Jerusalem, a city of immense religious and historical significance, unites Jews, Christians, and Muslims in devotion and reverence
Jerusalem, the holy city, holds a unique and profound significance for three of the world's major monotheistic religions: Judaism, Christianity, and Islam. Its history is a tapestry of faith, conflict, and cultural diversity, dating back thousands of years. This ancient city is a place of spiritual pilgrimage and an epicenter of religious devotion, as well as a crucible of historical events that have shaped the world.

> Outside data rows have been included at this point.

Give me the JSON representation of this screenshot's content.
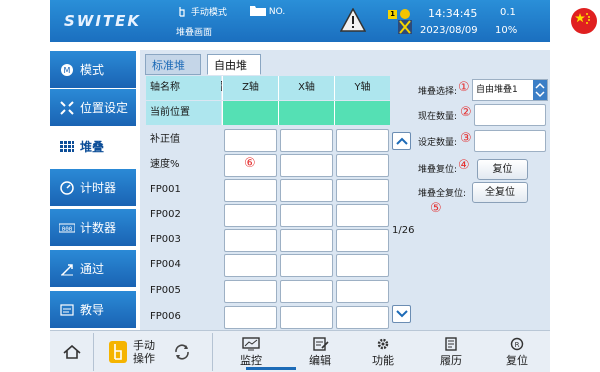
{
  "header": {
    "logo": "SWITEK",
    "mode": "手动模式",
    "screen": "堆叠画面",
    "program_no": "NO.",
    "time": "14:34:45",
    "date": "2023/08/09",
    "speed": "0.1",
    "speed_pct": "10%",
    "worker_badge": "1",
    "icons": [
      "hand-icon",
      "folder-icon",
      "warning-icon",
      "worker-icon",
      "china-flag-icon"
    ]
  },
  "nav": {
    "items": [
      {
        "label": "模式",
        "icon": "mode-icon"
      },
      {
        "label": "位置设定",
        "icon": "position-icon"
      },
      {
        "label": "堆叠",
        "icon": "stack-grid-icon",
        "active": true
      },
      {
        "label": "计时器",
        "icon": "timer-icon"
      },
      {
        "label": "计数器",
        "icon": "counter-icon"
      },
      {
        "label": "通过",
        "icon": "pass-icon"
      },
      {
        "label": "教导",
        "icon": "teach-icon"
      }
    ]
  },
  "tabs": [
    "标准堆叠",
    "自由堆叠"
  ],
  "table": {
    "col_name": "轴名称",
    "axes": [
      "Z轴",
      "X轴",
      "Y轴"
    ],
    "current_pos_label": "当前位置",
    "compensation_label": "补正值",
    "speed_label": "速度%",
    "rows": [
      "FP001",
      "FP002",
      "FP003",
      "FP004",
      "FP005",
      "FP006"
    ],
    "page": "1/26"
  },
  "right": {
    "stack_select_label": "堆叠选择:",
    "stack_select_value": "自由堆叠1",
    "current_count_label": "现在数量:",
    "set_count_label": "设定数量:",
    "stack_reset_label": "堆叠复位:",
    "stack_reset_button": "复位",
    "stack_all_reset_label": "堆叠全复位:",
    "stack_all_reset_button": "全复位"
  },
  "markers": [
    "①",
    "②",
    "③",
    "④",
    "⑤",
    "⑥"
  ],
  "bottom": {
    "manual_op": "手动",
    "manual_op2": "操作",
    "items": [
      {
        "label": "监控",
        "icon": "monitor-icon"
      },
      {
        "label": "编辑",
        "icon": "edit-icon",
        "active": true
      },
      {
        "label": "功能",
        "icon": "gear-icon"
      },
      {
        "label": "履历",
        "icon": "history-icon"
      },
      {
        "label": "复位",
        "icon": "reset-icon"
      }
    ]
  },
  "colors": {
    "accent": "#1b6fbf",
    "header_cell": "#aee6ee",
    "current_cell": "#55e0b4",
    "marker": "#e53030"
  }
}
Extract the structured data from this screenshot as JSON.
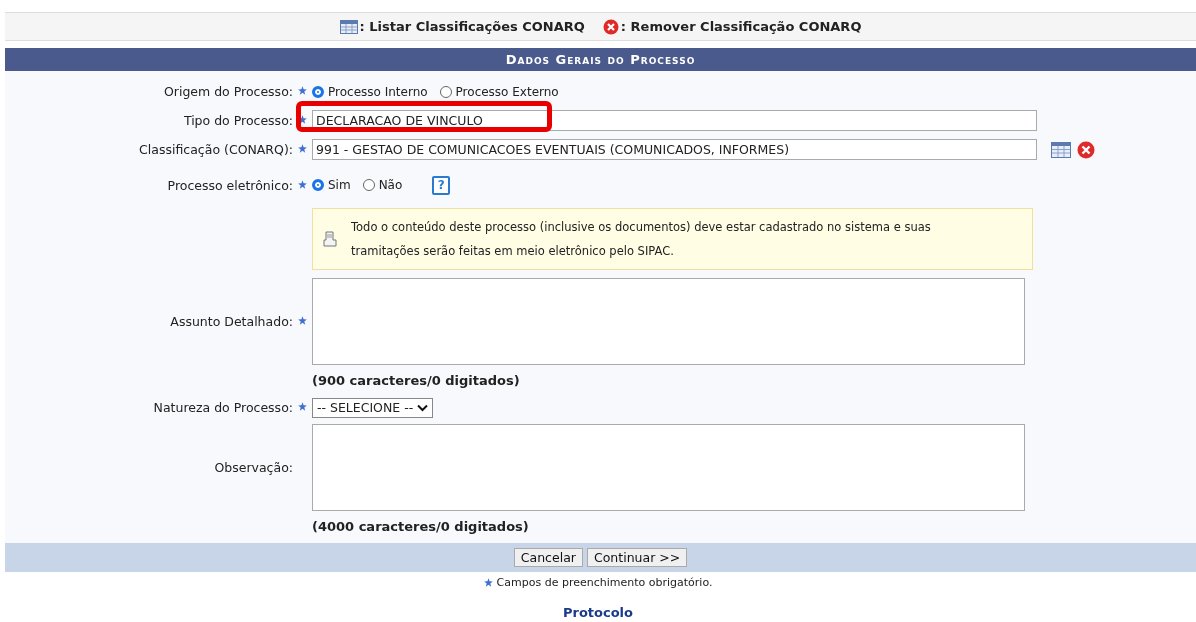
{
  "top_links": [
    {
      "kind": "list",
      "label": ": Listar Classificações CONARQ"
    },
    {
      "kind": "remove",
      "label": ": Remover Classificação CONARQ"
    }
  ],
  "section_title": "Dados Gerais do Processo",
  "rows": [
    {
      "kind": "radio",
      "label": "Origem do Processo:",
      "required": true,
      "options": [
        {
          "label": "Processo Interno",
          "selected": true
        },
        {
          "label": "Processo Externo",
          "selected": false
        }
      ]
    },
    {
      "kind": "text",
      "label": "Tipo do Processo:",
      "required": true,
      "value": "DECLARACAO DE VINCULO",
      "highlighted": true
    },
    {
      "kind": "text",
      "label": "Classificação (CONARQ):",
      "required": true,
      "value": "991 - GESTAO DE COMUNICACOES EVENTUAIS (COMUNICADOS, INFORMES)",
      "icons": true,
      "highlighted": false
    },
    {
      "kind": "radio",
      "label": "Processo eletrônico:",
      "required": true,
      "options": [
        {
          "label": "Sim",
          "selected": true
        },
        {
          "label": "Não",
          "selected": false
        }
      ],
      "help": "?"
    },
    {
      "kind": "info",
      "text": "Todo o conteúdo deste processo (inclusive os documentos) deve estar cadastrado no sistema e suas tramitações serão feitas em meio eletrônico pelo SIPAC."
    },
    {
      "kind": "textarea",
      "label": "Assunto Detalhado:",
      "required": true,
      "counter": "(900 caracteres/0 digitados)"
    },
    {
      "kind": "select",
      "label": "Natureza do Processo:",
      "required": true,
      "value": "-- SELECIONE --"
    },
    {
      "kind": "textarea",
      "label": "Observação:",
      "required": false,
      "counter": "(4000 caracteres/0 digitados)"
    }
  ],
  "buttons": [
    "Cancelar",
    "Continuar >>"
  ],
  "footnote": "Campos de preenchimento obrigatório.",
  "footer_link": "Protocolo"
}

Importance for Jews: Jerusalem is the holiest city in Judaism, with its origins rooted in biblical accounts. The city is closely linked to the First and Second Temples, the latter of which was destroyed by the Romans in 70 CE, leading to the Jewish diaspora. The Western Wall, a remnant of the Second Temple, is the most sacred site for Jews, where countless worshipers gather to pray and place written prayers within its cracks. For Jews, Jerusalem is not only a spiritual center but also a symbol of the Jewish people's historical connection to their homeland.
Importance for Christians: Jerusalem is a city of profound importance to Christians, as it is associated with the life, crucifixion, and resurrection of Jesus Christ. The Church of the Holy Sepulchre, within the Old City, is believed to house the site of Christ's crucifixion, burial, and resurrection. Christians from various denominations visit the Church to retrace the footsteps of Jesus and participate in religious rituals, especially during the annual Easter celebrations. Moreover, the Via Dolorosa, the path Jesus is believed to have walked with the cross, is a significant pilgrimage route for Christians. Jerusalem also holds spiritual significance for Christians as the place where the Last Supper took place, making it a symbol of Christian faith and the life of Jesus.
Importance for Muslims: For Muslims, Jerusalem is known as Al-Quds and is the third holiest city after Mecca and Medina. It is revered as the location of Al-Aqsa Mosque, the farthest mosque, from which Prophet Muhammad is believed to have ascended to heaven during the Night Journey. This event is commemorated annually during the Islamic holiday of Isra and Mi'raj. The Dome of the Rock, with its iconic golden dome, stands atop the Temple Mount and holds great religious significance as the place where Muslims believe the Prophet Muhammad ascended. Al-Quds also symbolizes the importance of the land of Palestine in Islamic history and remains a focal point for Muslim identity and aspiration.
Jerusalem's historical and religious significance is profound, uniting the Abrahamic faiths in their connection to the city. It has been the site of spiritual inspiration, conflict, and the collective memory of countless generations. The importance of Jerusalem for Jews, Christians, and Muslims transcends mere geography; it represents a sacred space where faith, history, and destiny converge, making it a city like no other in the world.